A combination of federal grants and public-private collaboration has created a burgeoning market for juniper products ranging from landscape timbers and signposts to decking, butcher block and siding. Half a dozen Rural Development state directors toured a Portland business, Sustainable Northwest Wood, to learn more about the Oregon project.
Tamra Rooney, director of operations for the business, said juniper sales are growing at 50 percent a year and will approach $500,000 in 2014. “We can sell juniper all day long,” she said.
Buyers like juniper for its strength and appearance, and it is naturally rot resistant and doesn’t have to be chemically treated. It’s proving popular as row end posts for organic vineyards, and the Portland Parks Bureau uses juniper posts as well, Rooney said.
“The word is really getting out,” she said.
Increased juniper sales could pay off in unexpected ways for rural producers.
Removing juniper — Oregon alone has an estimated 9 million acres of it — allows native sage and grasses to recover and improves habitat for greater sage grouse, which is up for endangered species consideration in 2015. Hawks and other sage grouse predators perch in western juniper trees, which also suck up prodigious amounts of water — up to 30 gallons a day, by some estimates.
If sage grouse are listed as endangered, it could bring severe grazing restrictions and regulations for western cattle ranchers.
A USDA grant announced in mid-October will pay for Oregon State University and the West Coast Lumber Inspection Bureau to certify juniper’s engineering values.

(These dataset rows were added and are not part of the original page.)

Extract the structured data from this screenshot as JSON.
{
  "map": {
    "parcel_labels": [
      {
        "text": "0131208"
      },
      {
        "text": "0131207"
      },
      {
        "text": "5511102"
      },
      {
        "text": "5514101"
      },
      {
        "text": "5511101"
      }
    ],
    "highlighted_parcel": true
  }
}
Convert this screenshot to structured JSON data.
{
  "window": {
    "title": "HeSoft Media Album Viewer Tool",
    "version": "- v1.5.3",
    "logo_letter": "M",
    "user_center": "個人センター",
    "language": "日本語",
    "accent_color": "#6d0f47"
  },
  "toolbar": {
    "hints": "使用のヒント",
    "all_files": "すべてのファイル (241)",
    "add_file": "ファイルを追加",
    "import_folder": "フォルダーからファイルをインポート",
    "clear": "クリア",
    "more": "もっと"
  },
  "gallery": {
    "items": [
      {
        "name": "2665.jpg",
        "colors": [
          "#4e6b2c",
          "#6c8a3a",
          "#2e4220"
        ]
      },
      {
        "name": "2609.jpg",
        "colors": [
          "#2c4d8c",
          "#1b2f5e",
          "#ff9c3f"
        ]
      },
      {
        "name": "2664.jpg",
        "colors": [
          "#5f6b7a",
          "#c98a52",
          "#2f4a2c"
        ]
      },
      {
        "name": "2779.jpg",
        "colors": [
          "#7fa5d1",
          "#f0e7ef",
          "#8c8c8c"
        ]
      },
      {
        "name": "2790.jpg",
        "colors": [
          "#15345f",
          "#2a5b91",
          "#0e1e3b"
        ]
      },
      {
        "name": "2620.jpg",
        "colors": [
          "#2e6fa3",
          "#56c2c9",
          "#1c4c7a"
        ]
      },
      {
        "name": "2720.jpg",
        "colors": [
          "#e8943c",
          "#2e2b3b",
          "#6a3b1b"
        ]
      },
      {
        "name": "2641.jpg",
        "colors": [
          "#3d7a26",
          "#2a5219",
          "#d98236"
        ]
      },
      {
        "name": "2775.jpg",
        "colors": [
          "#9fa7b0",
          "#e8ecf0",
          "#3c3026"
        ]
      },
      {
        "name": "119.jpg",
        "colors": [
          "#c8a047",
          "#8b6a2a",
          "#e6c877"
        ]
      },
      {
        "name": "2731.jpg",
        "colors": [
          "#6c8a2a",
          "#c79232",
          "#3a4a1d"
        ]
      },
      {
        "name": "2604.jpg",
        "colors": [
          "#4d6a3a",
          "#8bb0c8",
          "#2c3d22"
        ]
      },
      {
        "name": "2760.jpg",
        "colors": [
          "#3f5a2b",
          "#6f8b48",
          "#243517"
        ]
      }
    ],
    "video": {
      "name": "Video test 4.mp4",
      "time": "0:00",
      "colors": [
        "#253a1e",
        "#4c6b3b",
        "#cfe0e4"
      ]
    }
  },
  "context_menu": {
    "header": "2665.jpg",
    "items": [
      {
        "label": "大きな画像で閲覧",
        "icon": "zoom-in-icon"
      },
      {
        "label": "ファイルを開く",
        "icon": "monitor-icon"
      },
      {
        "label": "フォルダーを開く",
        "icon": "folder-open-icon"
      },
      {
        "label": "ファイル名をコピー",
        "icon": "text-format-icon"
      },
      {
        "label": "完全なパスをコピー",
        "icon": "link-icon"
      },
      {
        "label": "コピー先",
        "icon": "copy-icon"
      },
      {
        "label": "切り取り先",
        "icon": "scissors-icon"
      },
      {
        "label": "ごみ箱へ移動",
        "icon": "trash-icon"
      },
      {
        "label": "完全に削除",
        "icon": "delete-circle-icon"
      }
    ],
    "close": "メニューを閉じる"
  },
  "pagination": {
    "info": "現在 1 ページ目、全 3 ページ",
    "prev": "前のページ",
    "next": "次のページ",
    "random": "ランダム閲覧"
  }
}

Such certification is required before state agencies such as the Department of Transportation can use juniper posts for signs, guardrails and other uses.